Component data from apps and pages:
+--

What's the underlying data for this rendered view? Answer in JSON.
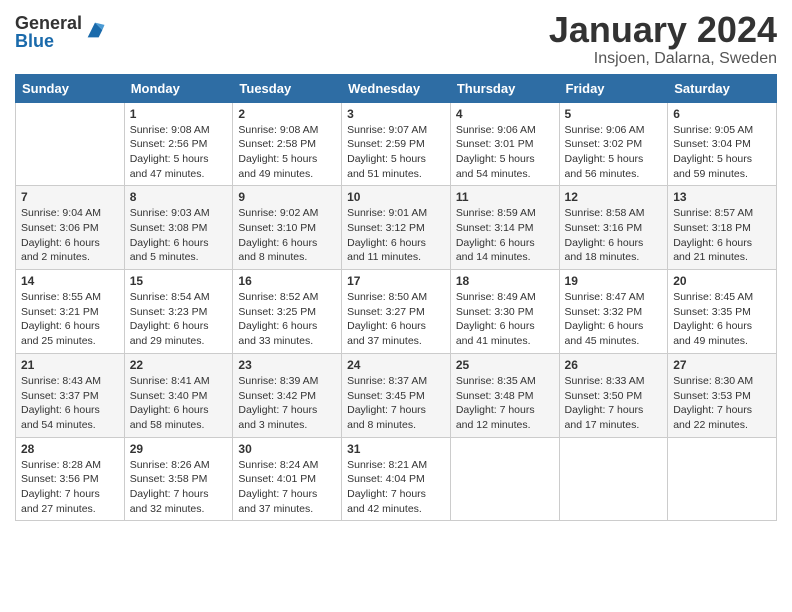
{
  "logo": {
    "general": "General",
    "blue": "Blue"
  },
  "title": "January 2024",
  "location": "Insjoen, Dalarna, Sweden",
  "days_of_week": [
    "Sunday",
    "Monday",
    "Tuesday",
    "Wednesday",
    "Thursday",
    "Friday",
    "Saturday"
  ],
  "weeks": [
    [
      {
        "num": "",
        "details": ""
      },
      {
        "num": "1",
        "details": "Sunrise: 9:08 AM\nSunset: 2:56 PM\nDaylight: 5 hours\nand 47 minutes."
      },
      {
        "num": "2",
        "details": "Sunrise: 9:08 AM\nSunset: 2:58 PM\nDaylight: 5 hours\nand 49 minutes."
      },
      {
        "num": "3",
        "details": "Sunrise: 9:07 AM\nSunset: 2:59 PM\nDaylight: 5 hours\nand 51 minutes."
      },
      {
        "num": "4",
        "details": "Sunrise: 9:06 AM\nSunset: 3:01 PM\nDaylight: 5 hours\nand 54 minutes."
      },
      {
        "num": "5",
        "details": "Sunrise: 9:06 AM\nSunset: 3:02 PM\nDaylight: 5 hours\nand 56 minutes."
      },
      {
        "num": "6",
        "details": "Sunrise: 9:05 AM\nSunset: 3:04 PM\nDaylight: 5 hours\nand 59 minutes."
      }
    ],
    [
      {
        "num": "7",
        "details": "Sunrise: 9:04 AM\nSunset: 3:06 PM\nDaylight: 6 hours\nand 2 minutes."
      },
      {
        "num": "8",
        "details": "Sunrise: 9:03 AM\nSunset: 3:08 PM\nDaylight: 6 hours\nand 5 minutes."
      },
      {
        "num": "9",
        "details": "Sunrise: 9:02 AM\nSunset: 3:10 PM\nDaylight: 6 hours\nand 8 minutes."
      },
      {
        "num": "10",
        "details": "Sunrise: 9:01 AM\nSunset: 3:12 PM\nDaylight: 6 hours\nand 11 minutes."
      },
      {
        "num": "11",
        "details": "Sunrise: 8:59 AM\nSunset: 3:14 PM\nDaylight: 6 hours\nand 14 minutes."
      },
      {
        "num": "12",
        "details": "Sunrise: 8:58 AM\nSunset: 3:16 PM\nDaylight: 6 hours\nand 18 minutes."
      },
      {
        "num": "13",
        "details": "Sunrise: 8:57 AM\nSunset: 3:18 PM\nDaylight: 6 hours\nand 21 minutes."
      }
    ],
    [
      {
        "num": "14",
        "details": "Sunrise: 8:55 AM\nSunset: 3:21 PM\nDaylight: 6 hours\nand 25 minutes."
      },
      {
        "num": "15",
        "details": "Sunrise: 8:54 AM\nSunset: 3:23 PM\nDaylight: 6 hours\nand 29 minutes."
      },
      {
        "num": "16",
        "details": "Sunrise: 8:52 AM\nSunset: 3:25 PM\nDaylight: 6 hours\nand 33 minutes."
      },
      {
        "num": "17",
        "details": "Sunrise: 8:50 AM\nSunset: 3:27 PM\nDaylight: 6 hours\nand 37 minutes."
      },
      {
        "num": "18",
        "details": "Sunrise: 8:49 AM\nSunset: 3:30 PM\nDaylight: 6 hours\nand 41 minutes."
      },
      {
        "num": "19",
        "details": "Sunrise: 8:47 AM\nSunset: 3:32 PM\nDaylight: 6 hours\nand 45 minutes."
      },
      {
        "num": "20",
        "details": "Sunrise: 8:45 AM\nSunset: 3:35 PM\nDaylight: 6 hours\nand 49 minutes."
      }
    ],
    [
      {
        "num": "21",
        "details": "Sunrise: 8:43 AM\nSunset: 3:37 PM\nDaylight: 6 hours\nand 54 minutes."
      },
      {
        "num": "22",
        "details": "Sunrise: 8:41 AM\nSunset: 3:40 PM\nDaylight: 6 hours\nand 58 minutes."
      },
      {
        "num": "23",
        "details": "Sunrise: 8:39 AM\nSunset: 3:42 PM\nDaylight: 7 hours\nand 3 minutes."
      },
      {
        "num": "24",
        "details": "Sunrise: 8:37 AM\nSunset: 3:45 PM\nDaylight: 7 hours\nand 8 minutes."
      },
      {
        "num": "25",
        "details": "Sunrise: 8:35 AM\nSunset: 3:48 PM\nDaylight: 7 hours\nand 12 minutes."
      },
      {
        "num": "26",
        "details": "Sunrise: 8:33 AM\nSunset: 3:50 PM\nDaylight: 7 hours\nand 17 minutes."
      },
      {
        "num": "27",
        "details": "Sunrise: 8:30 AM\nSunset: 3:53 PM\nDaylight: 7 hours\nand 22 minutes."
      }
    ],
    [
      {
        "num": "28",
        "details": "Sunrise: 8:28 AM\nSunset: 3:56 PM\nDaylight: 7 hours\nand 27 minutes."
      },
      {
        "num": "29",
        "details": "Sunrise: 8:26 AM\nSunset: 3:58 PM\nDaylight: 7 hours\nand 32 minutes."
      },
      {
        "num": "30",
        "details": "Sunrise: 8:24 AM\nSunset: 4:01 PM\nDaylight: 7 hours\nand 37 minutes."
      },
      {
        "num": "31",
        "details": "Sunrise: 8:21 AM\nSunset: 4:04 PM\nDaylight: 7 hours\nand 42 minutes."
      },
      {
        "num": "",
        "details": ""
      },
      {
        "num": "",
        "details": ""
      },
      {
        "num": "",
        "details": ""
      }
    ]
  ]
}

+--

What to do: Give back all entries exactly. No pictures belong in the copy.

Your response:
What's the underlying data for this rendered view? Answer in JSON.
{
  "logo": {
    "general": "General",
    "blue": "Blue"
  },
  "title": "January 2024",
  "location": "Insjoen, Dalarna, Sweden",
  "days_of_week": [
    "Sunday",
    "Monday",
    "Tuesday",
    "Wednesday",
    "Thursday",
    "Friday",
    "Saturday"
  ],
  "weeks": [
    [
      {
        "num": "",
        "details": ""
      },
      {
        "num": "1",
        "details": "Sunrise: 9:08 AM\nSunset: 2:56 PM\nDaylight: 5 hours\nand 47 minutes."
      },
      {
        "num": "2",
        "details": "Sunrise: 9:08 AM\nSunset: 2:58 PM\nDaylight: 5 hours\nand 49 minutes."
      },
      {
        "num": "3",
        "details": "Sunrise: 9:07 AM\nSunset: 2:59 PM\nDaylight: 5 hours\nand 51 minutes."
      },
      {
        "num": "4",
        "details": "Sunrise: 9:06 AM\nSunset: 3:01 PM\nDaylight: 5 hours\nand 54 minutes."
      },
      {
        "num": "5",
        "details": "Sunrise: 9:06 AM\nSunset: 3:02 PM\nDaylight: 5 hours\nand 56 minutes."
      },
      {
        "num": "6",
        "details": "Sunrise: 9:05 AM\nSunset: 3:04 PM\nDaylight: 5 hours\nand 59 minutes."
      }
    ],
    [
      {
        "num": "7",
        "details": "Sunrise: 9:04 AM\nSunset: 3:06 PM\nDaylight: 6 hours\nand 2 minutes."
      },
      {
        "num": "8",
        "details": "Sunrise: 9:03 AM\nSunset: 3:08 PM\nDaylight: 6 hours\nand 5 minutes."
      },
      {
        "num": "9",
        "details": "Sunrise: 9:02 AM\nSunset: 3:10 PM\nDaylight: 6 hours\nand 8 minutes."
      },
      {
        "num": "10",
        "details": "Sunrise: 9:01 AM\nSunset: 3:12 PM\nDaylight: 6 hours\nand 11 minutes."
      },
      {
        "num": "11",
        "details": "Sunrise: 8:59 AM\nSunset: 3:14 PM\nDaylight: 6 hours\nand 14 minutes."
      },
      {
        "num": "12",
        "details": "Sunrise: 8:58 AM\nSunset: 3:16 PM\nDaylight: 6 hours\nand 18 minutes."
      },
      {
        "num": "13",
        "details": "Sunrise: 8:57 AM\nSunset: 3:18 PM\nDaylight: 6 hours\nand 21 minutes."
      }
    ],
    [
      {
        "num": "14",
        "details": "Sunrise: 8:55 AM\nSunset: 3:21 PM\nDaylight: 6 hours\nand 25 minutes."
      },
      {
        "num": "15",
        "details": "Sunrise: 8:54 AM\nSunset: 3:23 PM\nDaylight: 6 hours\nand 29 minutes."
      },
      {
        "num": "16",
        "details": "Sunrise: 8:52 AM\nSunset: 3:25 PM\nDaylight: 6 hours\nand 33 minutes."
      },
      {
        "num": "17",
        "details": "Sunrise: 8:50 AM\nSunset: 3:27 PM\nDaylight: 6 hours\nand 37 minutes."
      },
      {
        "num": "18",
        "details": "Sunrise: 8:49 AM\nSunset: 3:30 PM\nDaylight: 6 hours\nand 41 minutes."
      },
      {
        "num": "19",
        "details": "Sunrise: 8:47 AM\nSunset: 3:32 PM\nDaylight: 6 hours\nand 45 minutes."
      },
      {
        "num": "20",
        "details": "Sunrise: 8:45 AM\nSunset: 3:35 PM\nDaylight: 6 hours\nand 49 minutes."
      }
    ],
    [
      {
        "num": "21",
        "details": "Sunrise: 8:43 AM\nSunset: 3:37 PM\nDaylight: 6 hours\nand 54 minutes."
      },
      {
        "num": "22",
        "details": "Sunrise: 8:41 AM\nSunset: 3:40 PM\nDaylight: 6 hours\nand 58 minutes."
      },
      {
        "num": "23",
        "details": "Sunrise: 8:39 AM\nSunset: 3:42 PM\nDaylight: 7 hours\nand 3 minutes."
      },
      {
        "num": "24",
        "details": "Sunrise: 8:37 AM\nSunset: 3:45 PM\nDaylight: 7 hours\nand 8 minutes."
      },
      {
        "num": "25",
        "details": "Sunrise: 8:35 AM\nSunset: 3:48 PM\nDaylight: 7 hours\nand 12 minutes."
      },
      {
        "num": "26",
        "details": "Sunrise: 8:33 AM\nSunset: 3:50 PM\nDaylight: 7 hours\nand 17 minutes."
      },
      {
        "num": "27",
        "details": "Sunrise: 8:30 AM\nSunset: 3:53 PM\nDaylight: 7 hours\nand 22 minutes."
      }
    ],
    [
      {
        "num": "28",
        "details": "Sunrise: 8:28 AM\nSunset: 3:56 PM\nDaylight: 7 hours\nand 27 minutes."
      },
      {
        "num": "29",
        "details": "Sunrise: 8:26 AM\nSunset: 3:58 PM\nDaylight: 7 hours\nand 32 minutes."
      },
      {
        "num": "30",
        "details": "Sunrise: 8:24 AM\nSunset: 4:01 PM\nDaylight: 7 hours\nand 37 minutes."
      },
      {
        "num": "31",
        "details": "Sunrise: 8:21 AM\nSunset: 4:04 PM\nDaylight: 7 hours\nand 42 minutes."
      },
      {
        "num": "",
        "details": ""
      },
      {
        "num": "",
        "details": ""
      },
      {
        "num": "",
        "details": ""
      }
    ]
  ]
}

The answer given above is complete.